It’s a sentiment so common it’s become cliche: The mercury starts rising and the crime rate does, too.
A week into summer, Philadelphia has already experienced spikes in both, with temperatures reaching 97 degrees and at least 24 injured – five fatally – in 15 separate incidents of violence between Saturday and Tuesday morning alone.
“Historically, the summer months have been most problematic, beginning around April when it starts to warm and continuing, in most cases, to October,” Deputy Police Commissioner Kevin Bethel confirmed, adding that shootings and homicides seem to be the crimes most affected by the season.
According to Philadelphia police statistics, there were 86 fewer violent crimes during the week ending January 22, 2012, when the average high temperature was 40 degrees, than this past week ending June 24, when the average high was 88 degrees – a reduction of nearly 25 percent.
Veteran criminologist Ellen Cohn, who has been studying the temperature-crime connection for over 30 years, said it is not specific to Philadelphia. “We’ve done different studies in different states and countries – I’m working with a colleague in New Zealand using data from South Africa and we’re still seeing a correlation there,” she said.
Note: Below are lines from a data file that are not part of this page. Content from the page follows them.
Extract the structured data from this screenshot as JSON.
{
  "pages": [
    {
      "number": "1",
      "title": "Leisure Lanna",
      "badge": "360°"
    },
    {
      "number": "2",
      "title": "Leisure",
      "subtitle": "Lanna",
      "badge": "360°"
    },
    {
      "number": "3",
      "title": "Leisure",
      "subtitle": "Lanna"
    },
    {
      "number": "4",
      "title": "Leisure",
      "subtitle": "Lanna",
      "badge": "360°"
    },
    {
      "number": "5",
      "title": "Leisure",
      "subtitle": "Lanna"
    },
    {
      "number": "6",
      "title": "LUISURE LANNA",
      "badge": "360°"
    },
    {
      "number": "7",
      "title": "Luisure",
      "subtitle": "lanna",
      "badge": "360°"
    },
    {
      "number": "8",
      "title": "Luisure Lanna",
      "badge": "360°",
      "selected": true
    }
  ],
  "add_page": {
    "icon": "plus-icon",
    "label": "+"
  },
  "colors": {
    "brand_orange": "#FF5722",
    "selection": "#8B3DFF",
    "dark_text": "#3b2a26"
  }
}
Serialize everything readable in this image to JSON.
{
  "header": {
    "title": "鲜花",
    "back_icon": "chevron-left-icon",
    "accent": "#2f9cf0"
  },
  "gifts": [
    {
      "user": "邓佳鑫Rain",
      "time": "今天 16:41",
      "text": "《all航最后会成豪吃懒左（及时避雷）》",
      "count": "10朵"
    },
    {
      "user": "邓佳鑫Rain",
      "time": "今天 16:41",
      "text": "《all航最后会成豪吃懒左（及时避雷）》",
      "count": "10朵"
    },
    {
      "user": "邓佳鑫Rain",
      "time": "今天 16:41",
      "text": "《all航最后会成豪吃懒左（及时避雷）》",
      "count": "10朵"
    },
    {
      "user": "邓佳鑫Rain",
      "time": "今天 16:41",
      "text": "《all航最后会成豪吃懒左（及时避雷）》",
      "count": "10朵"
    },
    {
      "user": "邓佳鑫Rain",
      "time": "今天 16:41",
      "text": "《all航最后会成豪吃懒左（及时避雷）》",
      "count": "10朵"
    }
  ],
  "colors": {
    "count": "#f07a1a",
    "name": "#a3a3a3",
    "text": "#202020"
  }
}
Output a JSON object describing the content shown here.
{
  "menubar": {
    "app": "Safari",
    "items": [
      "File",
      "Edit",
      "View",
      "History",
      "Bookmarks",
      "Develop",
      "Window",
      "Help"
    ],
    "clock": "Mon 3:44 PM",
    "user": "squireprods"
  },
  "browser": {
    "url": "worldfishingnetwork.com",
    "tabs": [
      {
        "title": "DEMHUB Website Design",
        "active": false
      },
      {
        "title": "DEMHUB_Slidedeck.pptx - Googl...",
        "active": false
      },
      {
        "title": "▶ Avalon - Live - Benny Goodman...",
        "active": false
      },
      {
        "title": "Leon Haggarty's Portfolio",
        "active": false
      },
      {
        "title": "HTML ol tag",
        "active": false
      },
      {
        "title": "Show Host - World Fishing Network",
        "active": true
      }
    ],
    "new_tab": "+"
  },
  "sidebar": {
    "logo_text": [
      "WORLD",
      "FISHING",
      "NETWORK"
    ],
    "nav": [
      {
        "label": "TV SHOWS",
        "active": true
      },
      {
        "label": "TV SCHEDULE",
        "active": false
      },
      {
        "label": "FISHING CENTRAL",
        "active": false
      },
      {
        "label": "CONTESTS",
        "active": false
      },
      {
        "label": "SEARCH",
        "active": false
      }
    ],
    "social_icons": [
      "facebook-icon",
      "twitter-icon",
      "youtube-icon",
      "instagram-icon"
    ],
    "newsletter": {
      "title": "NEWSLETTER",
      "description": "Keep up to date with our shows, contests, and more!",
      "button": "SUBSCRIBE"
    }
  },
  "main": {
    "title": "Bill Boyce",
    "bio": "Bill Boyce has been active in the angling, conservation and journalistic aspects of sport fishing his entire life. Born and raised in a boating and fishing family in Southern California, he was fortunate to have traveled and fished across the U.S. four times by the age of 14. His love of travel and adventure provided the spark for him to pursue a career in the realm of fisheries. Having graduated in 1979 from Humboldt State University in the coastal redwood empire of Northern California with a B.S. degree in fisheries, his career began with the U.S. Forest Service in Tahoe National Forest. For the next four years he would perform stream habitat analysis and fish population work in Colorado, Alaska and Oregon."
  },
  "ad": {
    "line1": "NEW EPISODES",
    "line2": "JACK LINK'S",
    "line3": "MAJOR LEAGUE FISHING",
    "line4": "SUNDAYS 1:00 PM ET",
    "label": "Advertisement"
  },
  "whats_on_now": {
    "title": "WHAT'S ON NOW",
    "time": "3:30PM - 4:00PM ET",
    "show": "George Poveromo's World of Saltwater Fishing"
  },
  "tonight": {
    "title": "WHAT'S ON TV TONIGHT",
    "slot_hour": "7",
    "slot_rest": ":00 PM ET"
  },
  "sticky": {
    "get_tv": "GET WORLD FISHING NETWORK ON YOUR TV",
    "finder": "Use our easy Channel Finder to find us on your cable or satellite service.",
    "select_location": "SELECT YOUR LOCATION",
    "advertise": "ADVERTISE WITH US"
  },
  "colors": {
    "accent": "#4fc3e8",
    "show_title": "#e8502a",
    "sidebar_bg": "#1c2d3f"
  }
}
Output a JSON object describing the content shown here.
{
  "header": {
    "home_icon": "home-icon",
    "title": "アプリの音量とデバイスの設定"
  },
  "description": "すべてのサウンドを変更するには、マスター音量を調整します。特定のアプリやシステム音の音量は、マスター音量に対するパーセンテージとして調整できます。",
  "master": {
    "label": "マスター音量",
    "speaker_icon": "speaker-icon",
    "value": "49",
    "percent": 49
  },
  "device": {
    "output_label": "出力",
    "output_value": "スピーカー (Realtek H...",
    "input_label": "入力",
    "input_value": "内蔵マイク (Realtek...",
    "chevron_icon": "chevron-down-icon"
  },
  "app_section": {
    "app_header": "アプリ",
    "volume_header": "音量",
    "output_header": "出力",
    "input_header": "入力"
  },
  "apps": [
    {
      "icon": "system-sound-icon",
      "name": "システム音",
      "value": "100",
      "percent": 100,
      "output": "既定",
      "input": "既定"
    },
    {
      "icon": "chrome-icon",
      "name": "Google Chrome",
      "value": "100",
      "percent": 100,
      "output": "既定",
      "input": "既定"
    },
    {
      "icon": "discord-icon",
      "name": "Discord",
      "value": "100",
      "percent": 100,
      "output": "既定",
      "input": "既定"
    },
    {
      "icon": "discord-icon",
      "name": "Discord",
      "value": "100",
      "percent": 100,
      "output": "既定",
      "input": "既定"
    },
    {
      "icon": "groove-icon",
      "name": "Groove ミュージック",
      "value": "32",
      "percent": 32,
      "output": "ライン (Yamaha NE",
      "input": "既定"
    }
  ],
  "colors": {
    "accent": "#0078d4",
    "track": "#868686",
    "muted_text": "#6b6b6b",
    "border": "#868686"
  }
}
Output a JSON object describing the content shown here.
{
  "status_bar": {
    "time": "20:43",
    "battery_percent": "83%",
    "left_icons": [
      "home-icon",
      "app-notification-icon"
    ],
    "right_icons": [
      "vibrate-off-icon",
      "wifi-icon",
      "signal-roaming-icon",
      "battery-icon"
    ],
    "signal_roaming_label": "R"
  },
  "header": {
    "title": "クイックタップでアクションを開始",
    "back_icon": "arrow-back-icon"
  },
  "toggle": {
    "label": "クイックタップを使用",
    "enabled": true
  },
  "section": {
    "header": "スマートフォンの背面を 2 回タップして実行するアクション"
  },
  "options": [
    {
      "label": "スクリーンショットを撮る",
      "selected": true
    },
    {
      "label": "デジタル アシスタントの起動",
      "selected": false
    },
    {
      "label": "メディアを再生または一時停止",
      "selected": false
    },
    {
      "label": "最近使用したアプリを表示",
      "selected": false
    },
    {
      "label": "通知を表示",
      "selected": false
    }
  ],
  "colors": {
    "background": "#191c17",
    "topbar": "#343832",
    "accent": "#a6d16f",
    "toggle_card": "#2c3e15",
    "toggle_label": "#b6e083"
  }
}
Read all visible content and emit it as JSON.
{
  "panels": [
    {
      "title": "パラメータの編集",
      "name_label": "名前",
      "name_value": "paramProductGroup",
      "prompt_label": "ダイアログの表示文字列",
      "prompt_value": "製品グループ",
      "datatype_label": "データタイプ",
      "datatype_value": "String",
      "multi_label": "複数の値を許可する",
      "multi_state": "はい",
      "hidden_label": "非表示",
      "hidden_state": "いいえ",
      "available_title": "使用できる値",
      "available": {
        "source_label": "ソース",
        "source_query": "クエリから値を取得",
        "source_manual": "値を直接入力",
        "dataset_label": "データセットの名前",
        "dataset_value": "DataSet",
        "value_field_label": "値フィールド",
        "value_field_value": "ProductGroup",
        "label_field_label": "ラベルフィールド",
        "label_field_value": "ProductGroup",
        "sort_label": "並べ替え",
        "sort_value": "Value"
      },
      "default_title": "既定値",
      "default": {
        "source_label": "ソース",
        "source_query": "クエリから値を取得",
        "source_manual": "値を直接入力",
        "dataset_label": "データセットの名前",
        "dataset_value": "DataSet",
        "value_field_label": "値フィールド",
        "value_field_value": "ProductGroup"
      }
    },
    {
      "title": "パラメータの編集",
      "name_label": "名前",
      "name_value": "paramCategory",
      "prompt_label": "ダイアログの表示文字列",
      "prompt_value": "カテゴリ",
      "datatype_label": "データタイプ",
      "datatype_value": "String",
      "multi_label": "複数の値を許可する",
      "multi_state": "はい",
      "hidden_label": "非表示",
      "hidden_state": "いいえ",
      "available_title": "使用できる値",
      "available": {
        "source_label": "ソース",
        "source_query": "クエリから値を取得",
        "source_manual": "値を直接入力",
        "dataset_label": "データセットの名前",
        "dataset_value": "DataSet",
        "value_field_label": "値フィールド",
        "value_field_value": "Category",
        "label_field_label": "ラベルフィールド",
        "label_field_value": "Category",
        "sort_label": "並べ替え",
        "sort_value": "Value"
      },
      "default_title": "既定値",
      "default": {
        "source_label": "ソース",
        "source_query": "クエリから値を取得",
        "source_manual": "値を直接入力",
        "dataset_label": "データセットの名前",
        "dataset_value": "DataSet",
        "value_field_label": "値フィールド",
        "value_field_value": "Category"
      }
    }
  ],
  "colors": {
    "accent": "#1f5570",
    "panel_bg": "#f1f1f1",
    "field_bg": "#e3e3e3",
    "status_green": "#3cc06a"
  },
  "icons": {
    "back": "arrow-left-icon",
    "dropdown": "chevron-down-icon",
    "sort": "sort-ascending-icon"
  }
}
“We’ve studied a number of other weather variables – rain, snow, air pressure, humidity – sometimes they show a relationship, sometimes they don’t. Temperature is very consistent, though.”